Boryana Katsarova (b. 1981, Bulgaria) studied photography between 1998 and 2003 and holds a Bachelors Degree from the Bulgarian National Academy for Theater and Cinema Art /NATFA/. She worked as a photographer for Agence France-Press in Bulgaria between 2007 and 2010, during which time her work appeared in major print magazines and newspapers around the world. In 2010 she decided to became a freelance photographer specializing in documentary, editorial and portrait photography and since 2011 has been represented the Cosmos Photo Agency in Paris.
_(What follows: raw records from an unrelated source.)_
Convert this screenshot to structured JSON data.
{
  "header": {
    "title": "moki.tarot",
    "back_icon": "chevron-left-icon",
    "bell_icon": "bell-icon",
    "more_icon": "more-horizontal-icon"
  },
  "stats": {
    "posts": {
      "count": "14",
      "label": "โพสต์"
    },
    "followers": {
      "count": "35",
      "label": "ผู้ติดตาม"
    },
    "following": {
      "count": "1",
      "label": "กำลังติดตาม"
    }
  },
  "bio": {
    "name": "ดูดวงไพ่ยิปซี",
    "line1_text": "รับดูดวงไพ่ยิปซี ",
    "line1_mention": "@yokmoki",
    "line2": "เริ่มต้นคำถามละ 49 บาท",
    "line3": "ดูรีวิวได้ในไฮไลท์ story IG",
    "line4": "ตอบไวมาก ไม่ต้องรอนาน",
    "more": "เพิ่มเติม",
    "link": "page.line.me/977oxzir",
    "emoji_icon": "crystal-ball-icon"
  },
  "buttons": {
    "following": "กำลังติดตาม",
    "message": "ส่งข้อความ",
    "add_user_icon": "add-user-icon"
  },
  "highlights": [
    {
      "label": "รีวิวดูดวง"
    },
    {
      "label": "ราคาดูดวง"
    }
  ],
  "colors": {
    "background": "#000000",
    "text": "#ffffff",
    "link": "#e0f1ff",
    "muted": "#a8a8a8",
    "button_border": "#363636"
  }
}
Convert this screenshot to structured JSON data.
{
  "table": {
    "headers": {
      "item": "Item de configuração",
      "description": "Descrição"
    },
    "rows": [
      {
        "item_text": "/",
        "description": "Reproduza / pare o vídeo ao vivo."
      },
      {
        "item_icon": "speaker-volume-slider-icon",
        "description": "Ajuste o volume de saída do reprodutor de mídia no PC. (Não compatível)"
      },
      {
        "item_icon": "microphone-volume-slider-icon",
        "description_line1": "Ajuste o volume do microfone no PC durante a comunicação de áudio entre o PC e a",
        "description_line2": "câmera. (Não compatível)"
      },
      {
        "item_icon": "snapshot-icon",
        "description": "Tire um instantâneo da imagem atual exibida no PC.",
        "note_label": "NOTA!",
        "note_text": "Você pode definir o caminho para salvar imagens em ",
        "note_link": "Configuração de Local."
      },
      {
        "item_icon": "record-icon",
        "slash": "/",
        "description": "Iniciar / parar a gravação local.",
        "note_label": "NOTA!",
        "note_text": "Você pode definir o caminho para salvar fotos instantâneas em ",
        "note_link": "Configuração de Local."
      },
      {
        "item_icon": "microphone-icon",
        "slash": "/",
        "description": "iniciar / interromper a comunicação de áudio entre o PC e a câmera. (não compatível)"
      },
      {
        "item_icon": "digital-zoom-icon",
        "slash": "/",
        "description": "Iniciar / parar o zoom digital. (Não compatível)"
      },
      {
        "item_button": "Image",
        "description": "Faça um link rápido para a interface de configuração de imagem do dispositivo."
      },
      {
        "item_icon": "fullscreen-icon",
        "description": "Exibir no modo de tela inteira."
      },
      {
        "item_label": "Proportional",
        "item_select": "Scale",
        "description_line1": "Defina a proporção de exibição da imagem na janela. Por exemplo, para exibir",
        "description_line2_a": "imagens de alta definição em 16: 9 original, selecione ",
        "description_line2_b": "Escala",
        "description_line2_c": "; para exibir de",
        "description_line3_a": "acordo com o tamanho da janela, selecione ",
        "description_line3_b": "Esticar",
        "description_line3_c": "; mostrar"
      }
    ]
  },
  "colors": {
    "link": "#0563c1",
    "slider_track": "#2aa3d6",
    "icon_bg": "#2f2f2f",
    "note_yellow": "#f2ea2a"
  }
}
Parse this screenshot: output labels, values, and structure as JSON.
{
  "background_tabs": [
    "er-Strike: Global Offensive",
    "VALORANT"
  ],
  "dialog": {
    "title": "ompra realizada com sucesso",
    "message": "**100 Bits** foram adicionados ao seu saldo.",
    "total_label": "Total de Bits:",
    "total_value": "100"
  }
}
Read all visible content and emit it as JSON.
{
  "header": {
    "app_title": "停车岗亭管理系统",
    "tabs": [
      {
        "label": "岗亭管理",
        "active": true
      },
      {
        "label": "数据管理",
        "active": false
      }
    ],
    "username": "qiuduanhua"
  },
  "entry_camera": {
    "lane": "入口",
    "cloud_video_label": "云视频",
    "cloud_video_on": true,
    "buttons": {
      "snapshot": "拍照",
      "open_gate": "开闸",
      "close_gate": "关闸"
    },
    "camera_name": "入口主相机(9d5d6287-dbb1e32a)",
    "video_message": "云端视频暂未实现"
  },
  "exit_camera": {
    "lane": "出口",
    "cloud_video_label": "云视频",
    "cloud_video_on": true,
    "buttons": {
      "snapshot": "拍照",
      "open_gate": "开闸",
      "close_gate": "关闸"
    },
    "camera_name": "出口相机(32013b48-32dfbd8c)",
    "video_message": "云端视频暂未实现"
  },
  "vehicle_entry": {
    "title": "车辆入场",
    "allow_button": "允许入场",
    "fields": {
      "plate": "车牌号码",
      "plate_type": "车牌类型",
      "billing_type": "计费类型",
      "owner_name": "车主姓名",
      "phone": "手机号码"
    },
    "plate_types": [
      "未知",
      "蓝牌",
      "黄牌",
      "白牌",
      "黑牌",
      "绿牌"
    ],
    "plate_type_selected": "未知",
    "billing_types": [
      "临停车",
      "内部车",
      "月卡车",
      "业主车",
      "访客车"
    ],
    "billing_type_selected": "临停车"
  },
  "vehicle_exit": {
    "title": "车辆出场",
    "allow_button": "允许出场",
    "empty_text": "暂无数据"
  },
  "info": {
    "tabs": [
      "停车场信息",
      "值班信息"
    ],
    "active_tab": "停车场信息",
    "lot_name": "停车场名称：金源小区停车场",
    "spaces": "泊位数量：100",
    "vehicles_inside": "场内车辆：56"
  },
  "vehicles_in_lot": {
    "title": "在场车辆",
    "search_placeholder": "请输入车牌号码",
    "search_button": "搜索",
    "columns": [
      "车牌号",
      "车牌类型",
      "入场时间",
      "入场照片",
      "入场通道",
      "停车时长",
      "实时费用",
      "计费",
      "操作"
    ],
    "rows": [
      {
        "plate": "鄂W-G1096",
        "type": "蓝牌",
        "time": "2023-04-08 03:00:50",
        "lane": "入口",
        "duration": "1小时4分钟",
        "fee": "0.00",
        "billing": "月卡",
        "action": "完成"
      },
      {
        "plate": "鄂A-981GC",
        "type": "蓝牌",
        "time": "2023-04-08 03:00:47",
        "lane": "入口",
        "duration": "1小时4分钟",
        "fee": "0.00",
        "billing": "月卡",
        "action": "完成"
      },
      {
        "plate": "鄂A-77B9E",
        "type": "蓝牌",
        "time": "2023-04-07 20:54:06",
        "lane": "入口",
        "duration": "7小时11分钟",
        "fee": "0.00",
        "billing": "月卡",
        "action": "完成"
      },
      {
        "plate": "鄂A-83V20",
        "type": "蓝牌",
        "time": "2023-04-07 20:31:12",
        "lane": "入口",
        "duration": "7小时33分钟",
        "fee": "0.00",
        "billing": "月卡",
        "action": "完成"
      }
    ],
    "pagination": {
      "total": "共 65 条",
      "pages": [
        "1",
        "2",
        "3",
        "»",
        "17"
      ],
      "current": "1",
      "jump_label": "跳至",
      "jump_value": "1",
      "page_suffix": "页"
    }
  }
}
This image is part of a project : Ukraine: Crimea Under Siege that was funded by the Pulitzer Center on Crisis Reporting.
About the Photograph:
“The people in the photograph were attending one of the many pro-Russian rallies which were held in Simferopol and across the entire Crimean peninsula in support of the unification of Crimea with Russia ahead of the unique and internationally unrecognized Crimean Referendum that was held on March 16, 2014. Russian President Vladimir Putin officially recognized the ‘reunification’ of breakaway Ukrainian region of Crimea with Russia on March 18, 2014.”
“It was really difficult to take this picture. Many people were against being photographed. It was the first time I was working in a crisis zone and the first time I have ever experienced anything like that. Just two days before, masked gunmen ran towards me and journalist Dimiter Kenarov and pushed him on the ground. They put a gun to his head demanding his smart phone he was taking pictures with. After that they ran to me and took my Nikon D3 camera. We left Ukraine three weeks after I took this picture.”
“Today, more than five months after the Crimean crisis, the unrest in eastern Ukraine is continuing and the climate for press freedom worsens everyday. Many local and international journalists covering the situation are being interrogated, targeted, their equipment seized, and the number of the ones being killed is growing. In my opinion, nowadays bearing witness as photojournalist, cameraman or reporter in crisis and war zones is a duty, that is much harder and much more responsible than ever before.”